After two years without any adjustment, the minimum wage in the industrial powerhouse of Guangdong will increase by an average of 19 percent on 1 May 2015, the provincial department of human resources and social security announced on 26 February.
The city of Shenzhen had earlier announced that its minimum wage would increase on 1 March to 2,030 yuan per month, the first local minimum wage in China to break the 2,000 yuan per month barrier. The hourly rate for temporary workers in Shenzhen will increase to 18.5 yuan.
In Guangdong’s provincial capital, Guangzhou, the minimum wage will increase on 1 May to 1,895 yuan per month and 18.3 yuan per hour. In second tier cities including the manufacturing centre of Dongguan, the monthly minimum wage will go up by 200 yuan from 1,310 yuan to 1,510 yuan per month.
Factory recruiters in the Dongguan township of Chashan
The monthly rate in third tier cities such as Huizhou will increase to 1,350 yuan, while in the lowest ranked cities, including the northern municipality of Shaoguan, the rate will increase to 1,210 yuan per month.

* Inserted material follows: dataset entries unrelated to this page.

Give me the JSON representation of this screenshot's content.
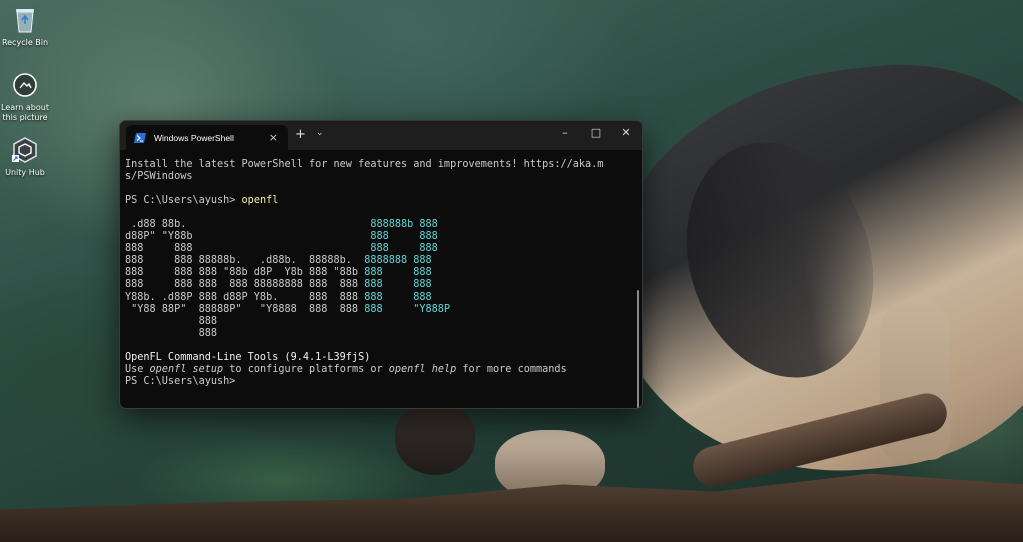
{
  "desktop": {
    "icons": [
      {
        "label": "Recycle Bin",
        "icon": "recycle-bin-icon"
      },
      {
        "label": "Learn about this picture",
        "icon": "camera-icon"
      },
      {
        "label": "Unity Hub",
        "icon": "unity-icon"
      }
    ]
  },
  "window": {
    "tab_title": "Windows PowerShell",
    "tab_close": "×",
    "new_tab": "+",
    "dropdown": "⌄",
    "minimize": "–",
    "maximize": "□",
    "close": "✕"
  },
  "terminal": {
    "install_line1": "Install the latest PowerShell for new features and improvements! https://aka.m",
    "install_line2": "s/PSWindows",
    "prompt1": "PS C:\\Users\\ayush> ",
    "command1": "openfl",
    "ascii_logo": [
      [
        " .d88 88b.                              ",
        "888888b 888"
      ],
      [
        "d88P\" \"Y88b                             ",
        "888     888"
      ],
      [
        "888     888                             ",
        "888     888"
      ],
      [
        "888     888 88888b.   .d88b.  88888b.  ",
        "8888888 888"
      ],
      [
        "888     888 888 \"88b d8P  Y8b 888 \"88b ",
        "888     888"
      ],
      [
        "888     888 888  888 88888888 888  888 ",
        "888     888"
      ],
      [
        "Y88b. .d88P 888 d88P Y8b.     888  888 ",
        "888     888"
      ],
      [
        " \"Y88 88P\"  88888P\"   \"Y8888  888  888 ",
        "888     \"Y888P"
      ],
      [
        "            888                        ",
        ""
      ],
      [
        "            888                        ",
        ""
      ]
    ],
    "version_line": "OpenFL Command-Line Tools (9.4.1-L39fjS)",
    "usage_prefix": "Use ",
    "usage_cmd1": "openfl setup",
    "usage_mid": " to configure platforms or ",
    "usage_cmd2": "openfl help",
    "usage_suffix": " for more commands",
    "prompt2": "PS C:\\Users\\ayush>"
  },
  "colors": {
    "terminal_bg": "#0c0c0c",
    "titlebar_bg": "#1e1e1e",
    "text": "#cccccc",
    "command": "#f9f1a5",
    "cyan": "#61d6d6"
  }
}
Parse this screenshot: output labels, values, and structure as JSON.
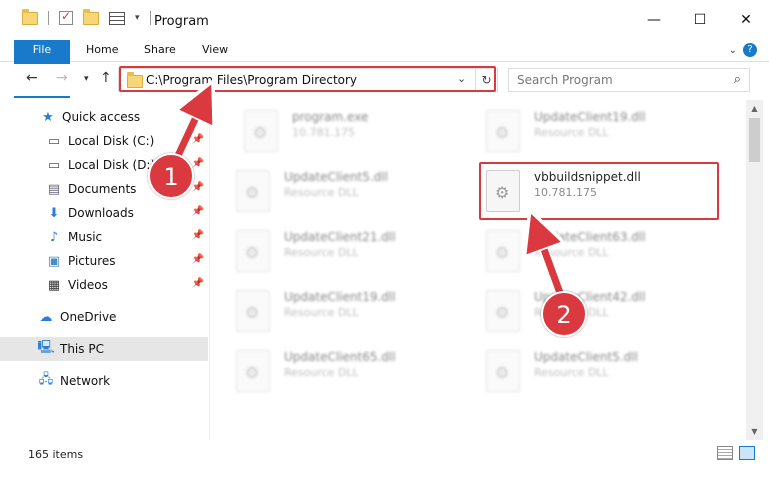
{
  "window": {
    "title": "Program"
  },
  "ribbon": {
    "tabs": [
      "File",
      "Home",
      "Share",
      "View"
    ]
  },
  "address": {
    "path": "C:\\Program Files\\Program Directory"
  },
  "search": {
    "placeholder": "Search Program"
  },
  "sidebar": {
    "items": [
      {
        "label": "Quick access",
        "icon": "star-icon",
        "pinned": false
      },
      {
        "label": "Local Disk (C:)",
        "icon": "drive-icon",
        "pinned": true
      },
      {
        "label": "Local Disk (D:)",
        "icon": "drive-icon",
        "pinned": true
      },
      {
        "label": "Documents",
        "icon": "documents-icon",
        "pinned": true
      },
      {
        "label": "Downloads",
        "icon": "downloads-icon",
        "pinned": true
      },
      {
        "label": "Music",
        "icon": "music-icon",
        "pinned": true
      },
      {
        "label": "Pictures",
        "icon": "pictures-icon",
        "pinned": true
      },
      {
        "label": "Videos",
        "icon": "videos-icon",
        "pinned": true
      },
      {
        "label": "OneDrive",
        "icon": "cloud-icon",
        "pinned": false
      },
      {
        "label": "This PC",
        "icon": "computer-icon",
        "pinned": false,
        "selected": true
      },
      {
        "label": "Network",
        "icon": "network-icon",
        "pinned": false
      }
    ]
  },
  "files": [
    {
      "name": "program.exe",
      "sub": "10.781.175",
      "blurred": true
    },
    {
      "name": "UpdateClient19.dll",
      "sub": "Resource DLL",
      "blurred": true
    },
    {
      "name": "UpdateClient5.dll",
      "sub": "Resource DLL",
      "blurred": true
    },
    {
      "name": "vbbuildsnippet.dll",
      "sub": "10.781.175",
      "blurred": false
    },
    {
      "name": "UpdateClient21.dll",
      "sub": "Resource DLL",
      "blurred": true
    },
    {
      "name": "UpdateClient63.dll",
      "sub": "Resource DLL",
      "blurred": true
    },
    {
      "name": "UpdateClient19.dll",
      "sub": "Resource DLL",
      "blurred": true
    },
    {
      "name": "UpdateClient42.dll",
      "sub": "Resource DLL",
      "blurred": true
    },
    {
      "name": "UpdateClient65.dll",
      "sub": "Resource DLL",
      "blurred": true
    },
    {
      "name": "UpdateClient5.dll",
      "sub": "Resource DLL",
      "blurred": true
    }
  ],
  "status": {
    "items_count": "165 items"
  },
  "callouts": {
    "one": "1",
    "two": "2"
  },
  "colors": {
    "accent": "#1979ca",
    "highlight": "#d9393f"
  }
}
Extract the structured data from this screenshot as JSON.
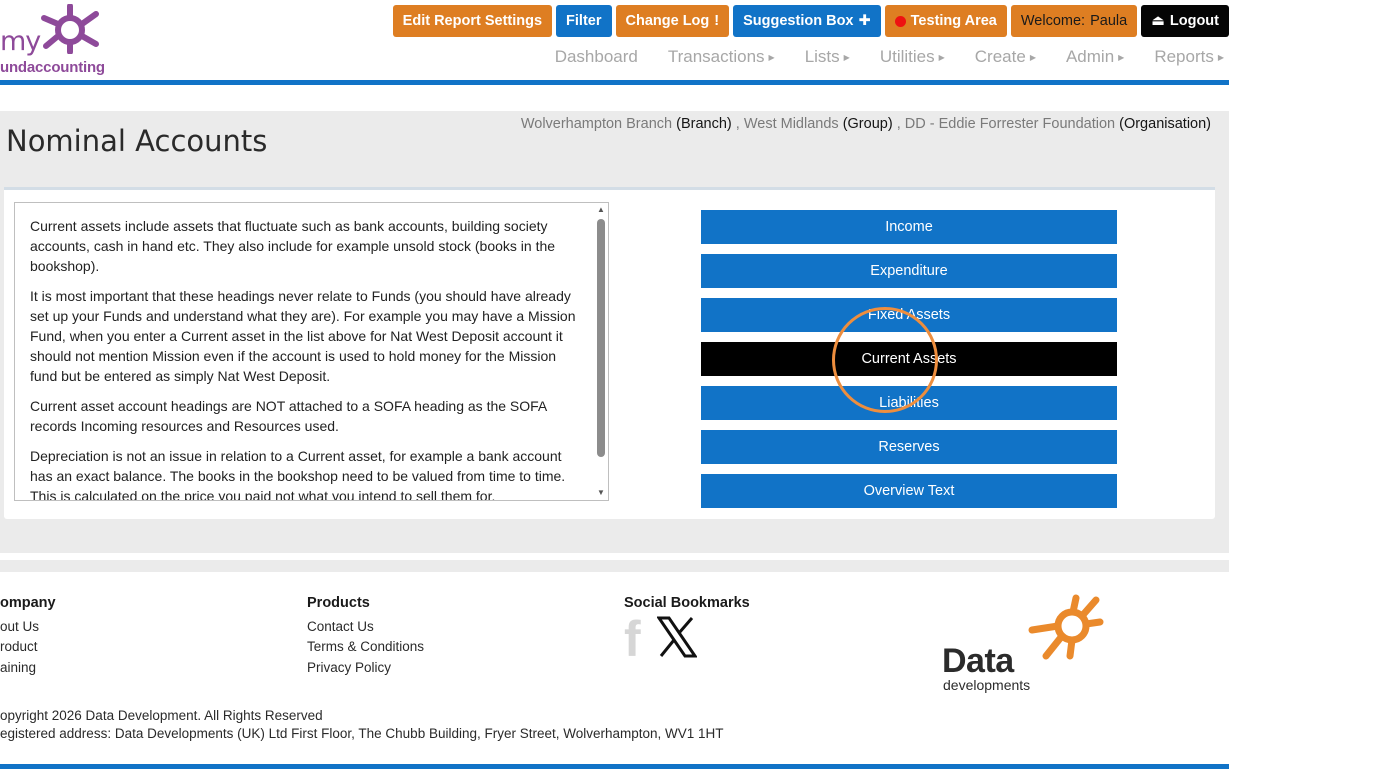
{
  "logo": {
    "line1": "my",
    "line2": "undaccounting",
    "icon": "fund-star-logo"
  },
  "topbar": {
    "edit_report_settings": "Edit Report Settings",
    "filter": "Filter",
    "change_log": "Change Log",
    "change_log_icon": "!",
    "suggestion_box": "Suggestion Box",
    "suggestion_icon": "✚",
    "testing_area": "Testing Area",
    "welcome_label": "Welcome:",
    "welcome_user": "Paula",
    "logout": "Logout",
    "logout_icon": "⏏"
  },
  "nav": [
    {
      "label": "Dashboard",
      "has_caret": false
    },
    {
      "label": "Transactions",
      "has_caret": true
    },
    {
      "label": "Lists",
      "has_caret": true
    },
    {
      "label": "Utilities",
      "has_caret": true
    },
    {
      "label": "Create",
      "has_caret": true
    },
    {
      "label": "Admin",
      "has_caret": true
    },
    {
      "label": "Reports",
      "has_caret": true
    }
  ],
  "page": {
    "title": "Nominal Accounts",
    "org": {
      "branch": "Wolverhampton Branch",
      "branch_tag": "(Branch)",
      "sep1": ",",
      "group": "West Midlands",
      "group_tag": "(Group)",
      "sep2": ",",
      "organisation": "DD - Eddie Forrester Foundation",
      "organisation_tag": "(Organisation)"
    }
  },
  "help_text": {
    "paragraphs": [
      "Current assets include assets that fluctuate such as bank accounts, building society accounts, cash in hand etc. They also include for example unsold stock (books in the bookshop).",
      "It is most important that these headings never relate to Funds (you should have already set up your Funds and understand what they are). For example you may have a Mission Fund, when you enter a Current asset in the list above for Nat West Deposit account it should not mention Mission even if the account is used to hold money for the Mission fund but be entered as simply Nat West Deposit.",
      "Current asset account headings are NOT attached to a SOFA heading as the SOFA records Incoming resources and Resources used.",
      "Depreciation is not an issue in relation to a Current asset, for example a bank account has an exact balance. The books in the bookshop need to be valued from time to time. This is calculated on the price you paid not what you intend to sell them for."
    ],
    "scroll_up": "▲",
    "scroll_down": "▼"
  },
  "categories": [
    {
      "label": "Income",
      "active": false
    },
    {
      "label": "Expenditure",
      "active": false
    },
    {
      "label": "Fixed Assets",
      "active": false
    },
    {
      "label": "Current Assets",
      "active": true
    },
    {
      "label": "Liabilities",
      "active": false
    },
    {
      "label": "Reserves",
      "active": false
    },
    {
      "label": "Overview Text",
      "active": false
    }
  ],
  "footer": {
    "company": {
      "heading": "ompany",
      "links": [
        "out Us",
        "roduct",
        "aining"
      ]
    },
    "products": {
      "heading": "Products",
      "links": [
        "Contact Us",
        "Terms & Conditions",
        "Privacy Policy"
      ]
    },
    "social": {
      "heading": "Social Bookmarks",
      "facebook_glyph": "f",
      "x_icon": "x-logo-icon"
    },
    "brand": {
      "line1": "Data",
      "line2": "developments"
    },
    "copyright": "opyright 2026 Data Development. All Rights Reserved",
    "address": "egistered address: Data Developments (UK) Ltd First Floor, The Chubb Building, Fryer Street, Wolverhampton, WV1 1HT"
  },
  "colors": {
    "brand_blue": "#1173c7",
    "brand_orange": "#de7e22",
    "logo_purple": "#8e4a9a",
    "active_button": "#000000",
    "highlight_ring": "#ee8e3e"
  }
}
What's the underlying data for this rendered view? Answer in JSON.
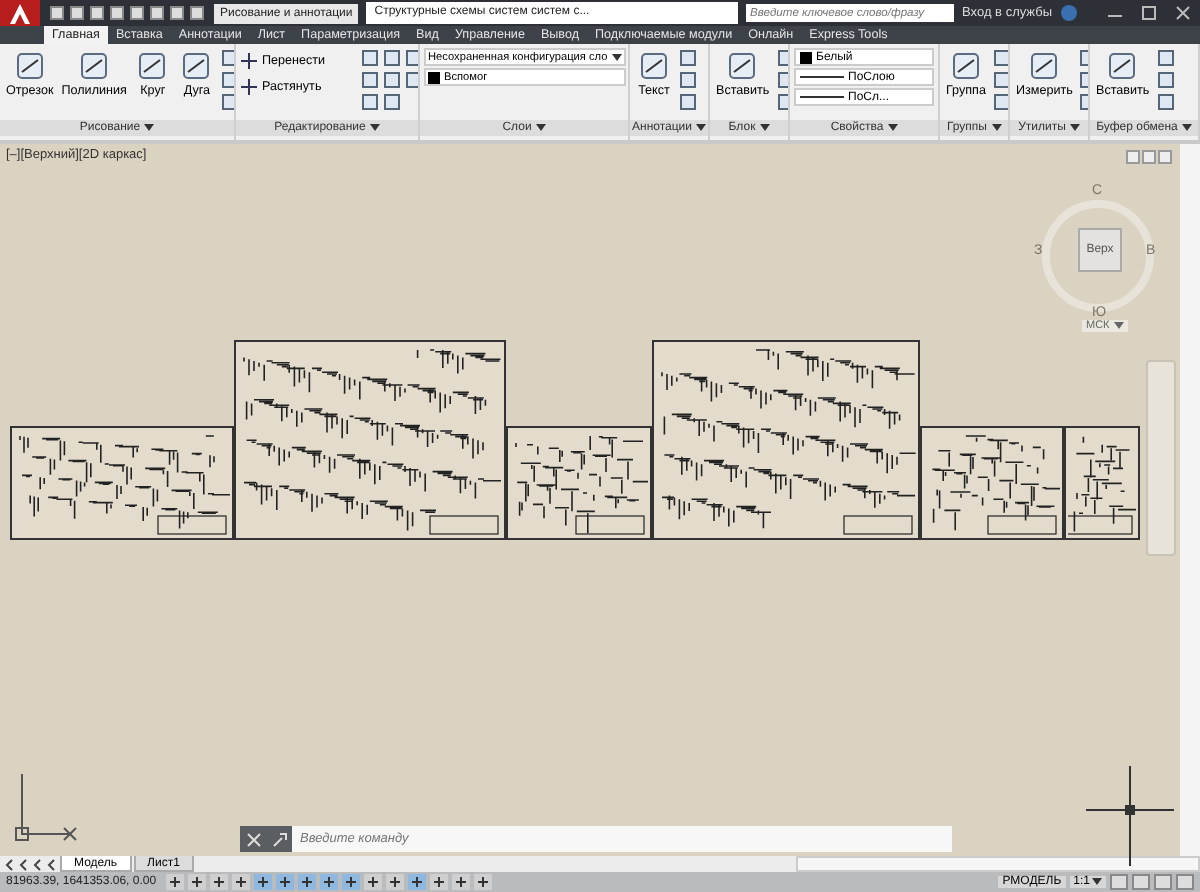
{
  "title_bar": {
    "workspace": "Рисование и аннотации",
    "title": "Структурные схемы систем систем с...",
    "search_placeholder": "Введите ключевое слово/фразу",
    "sign_in": "Вход в службы"
  },
  "tabs": [
    {
      "label": "Главная",
      "selected": true
    },
    {
      "label": "Вставка",
      "selected": false
    },
    {
      "label": "Аннотации",
      "selected": false
    },
    {
      "label": "Лист",
      "selected": false
    },
    {
      "label": "Параметризация",
      "selected": false
    },
    {
      "label": "Вид",
      "selected": false
    },
    {
      "label": "Управление",
      "selected": false
    },
    {
      "label": "Вывод",
      "selected": false
    },
    {
      "label": "Подключаемые модули",
      "selected": false
    },
    {
      "label": "Онлайн",
      "selected": false
    },
    {
      "label": "Express Tools",
      "selected": false
    }
  ],
  "panels": [
    {
      "title": "Рисование",
      "items": [
        {
          "kind": "large",
          "label": "Отрезок"
        },
        {
          "kind": "large",
          "label": "Полилиния"
        },
        {
          "kind": "large",
          "label": "Круг"
        },
        {
          "kind": "large",
          "label": "Дуга"
        }
      ]
    },
    {
      "title": "Редактирование",
      "items": [
        {
          "kind": "small",
          "label": "Перенести"
        },
        {
          "kind": "small",
          "label": "Растянуть"
        }
      ]
    },
    {
      "title": "Слои",
      "items": [
        {
          "kind": "dropdown",
          "value": "Несохраненная конфигурация сло"
        },
        {
          "kind": "layer",
          "value": "Вспомог"
        }
      ]
    },
    {
      "title": "Аннотации",
      "items": [
        {
          "kind": "large",
          "label": "Текст"
        }
      ]
    },
    {
      "title": "Блок",
      "items": [
        {
          "kind": "large",
          "label": "Вставить"
        }
      ]
    },
    {
      "title": "Свойства",
      "items": [
        {
          "kind": "color",
          "value": "Белый"
        },
        {
          "kind": "linetype",
          "value": "ПоСлою"
        },
        {
          "kind": "linetype",
          "value": "ПоСл..."
        }
      ]
    },
    {
      "title": "Группы",
      "items": [
        {
          "kind": "large",
          "label": "Группа"
        }
      ]
    },
    {
      "title": "Утилиты",
      "items": [
        {
          "kind": "large",
          "label": "Измерить"
        }
      ]
    },
    {
      "title": "Буфер обмена",
      "items": [
        {
          "kind": "large",
          "label": "Вставить"
        }
      ]
    }
  ],
  "viewport": {
    "view_label": "[–][Верхний][2D каркас]",
    "compass": {
      "north": "С",
      "west": "З",
      "east": "В",
      "south": "Ю",
      "face": "Верх",
      "ucs": "МСК"
    },
    "command_placeholder": "Введите команду"
  },
  "layout_tabs": [
    {
      "label": "Модель",
      "selected": true
    },
    {
      "label": "Лист1",
      "selected": false
    }
  ],
  "status_bar": {
    "coordinates": "81963.39, 1641353.06, 0.00",
    "toggles": [
      {
        "on": false
      },
      {
        "on": false
      },
      {
        "on": false
      },
      {
        "on": false
      },
      {
        "on": true
      },
      {
        "on": true
      },
      {
        "on": true
      },
      {
        "on": true
      },
      {
        "on": true
      },
      {
        "on": false
      },
      {
        "on": false
      },
      {
        "on": true
      },
      {
        "on": false
      },
      {
        "on": false
      },
      {
        "on": false
      }
    ],
    "space": "РМОДЕЛЬ",
    "scale": "1:1"
  }
}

Wage growth in Guangdong was relatively stagnant last year as economic growth slowed to just 7.8 percent, the lowest rate in 25 years, and labour unrest intensified as many businesses closed down, restructured or relocated.
Wage levels in Guangdong were gradually coming into line with other coastal provinces, many of which increased their minimum wage last year, and the provincial government eventually had no choice but to increase its minimum wage as well in order to ensure continued growth and development.
Guangdong Governor Zhu Xiaodan told the provincial People’s Congress on 8 February that investment, exports and consumption in the province had all lost momentum and that continued reform and restructuring would be necessary to reverse the slide.
Go to CLB’s Resource Centre for more details about wage policies and wage levels in China.